**Data records**
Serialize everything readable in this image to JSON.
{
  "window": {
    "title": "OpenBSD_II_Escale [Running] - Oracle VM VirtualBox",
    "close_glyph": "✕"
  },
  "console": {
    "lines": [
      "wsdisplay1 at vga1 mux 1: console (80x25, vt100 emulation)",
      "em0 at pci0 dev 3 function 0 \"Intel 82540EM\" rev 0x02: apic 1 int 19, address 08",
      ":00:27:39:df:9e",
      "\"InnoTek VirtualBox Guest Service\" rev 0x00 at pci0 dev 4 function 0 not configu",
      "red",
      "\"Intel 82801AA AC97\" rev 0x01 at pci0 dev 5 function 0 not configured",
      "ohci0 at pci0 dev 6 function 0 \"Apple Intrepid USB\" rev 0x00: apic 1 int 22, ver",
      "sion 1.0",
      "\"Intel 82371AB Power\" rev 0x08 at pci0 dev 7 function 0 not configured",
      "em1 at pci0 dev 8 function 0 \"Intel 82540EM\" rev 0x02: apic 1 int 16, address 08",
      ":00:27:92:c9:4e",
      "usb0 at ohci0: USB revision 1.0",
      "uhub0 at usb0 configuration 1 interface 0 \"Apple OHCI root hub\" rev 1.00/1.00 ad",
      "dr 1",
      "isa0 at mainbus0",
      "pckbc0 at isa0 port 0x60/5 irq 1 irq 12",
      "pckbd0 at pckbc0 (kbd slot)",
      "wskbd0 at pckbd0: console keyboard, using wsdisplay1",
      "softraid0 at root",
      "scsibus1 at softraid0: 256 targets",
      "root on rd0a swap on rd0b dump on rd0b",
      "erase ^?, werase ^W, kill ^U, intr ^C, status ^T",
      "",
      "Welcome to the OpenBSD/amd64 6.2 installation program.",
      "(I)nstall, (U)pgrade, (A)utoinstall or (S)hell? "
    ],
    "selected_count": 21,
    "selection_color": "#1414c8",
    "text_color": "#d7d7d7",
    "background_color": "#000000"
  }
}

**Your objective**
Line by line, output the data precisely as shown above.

**Answer below**
Serialize everything readable in this image to JSON.
{
  "window": {
    "title": "OpenBSD_II_Escale [Running] - Oracle VM VirtualBox",
    "close_glyph": "✕"
  },
  "console": {
    "lines": [
      "wsdisplay1 at vga1 mux 1: console (80x25, vt100 emulation)",
      "em0 at pci0 dev 3 function 0 \"Intel 82540EM\" rev 0x02: apic 1 int 19, address 08",
      ":00:27:39:df:9e",
      "\"InnoTek VirtualBox Guest Service\" rev 0x00 at pci0 dev 4 function 0 not configu",
      "red",
      "\"Intel 82801AA AC97\" rev 0x01 at pci0 dev 5 function 0 not configured",
      "ohci0 at pci0 dev 6 function 0 \"Apple Intrepid USB\" rev 0x00: apic 1 int 22, ver",
      "sion 1.0",
      "\"Intel 82371AB Power\" rev 0x08 at pci0 dev 7 function 0 not configured",
      "em1 at pci0 dev 8 function 0 \"Intel 82540EM\" rev 0x02: apic 1 int 16, address 08",
      ":00:27:92:c9:4e",
      "usb0 at ohci0: USB revision 1.0",
      "uhub0 at usb0 configuration 1 interface 0 \"Apple OHCI root hub\" rev 1.00/1.00 ad",
      "dr 1",
      "isa0 at mainbus0",
      "pckbc0 at isa0 port 0x60/5 irq 1 irq 12",
      "pckbd0 at pckbc0 (kbd slot)",
      "wskbd0 at pckbd0: console keyboard, using wsdisplay1",
      "softraid0 at root",
      "scsibus1 at softraid0: 256 targets",
      "root on rd0a swap on rd0b dump on rd0b",
      "erase ^?, werase ^W, kill ^U, intr ^C, status ^T",
      "",
      "Welcome to the OpenBSD/amd64 6.2 installation program.",
      "(I)nstall, (U)pgrade, (A)utoinstall or (S)hell? "
    ],
    "selected_count": 21,
    "selection_color": "#1414c8",
    "text_color": "#d7d7d7",
    "background_color": "#000000"
  }
}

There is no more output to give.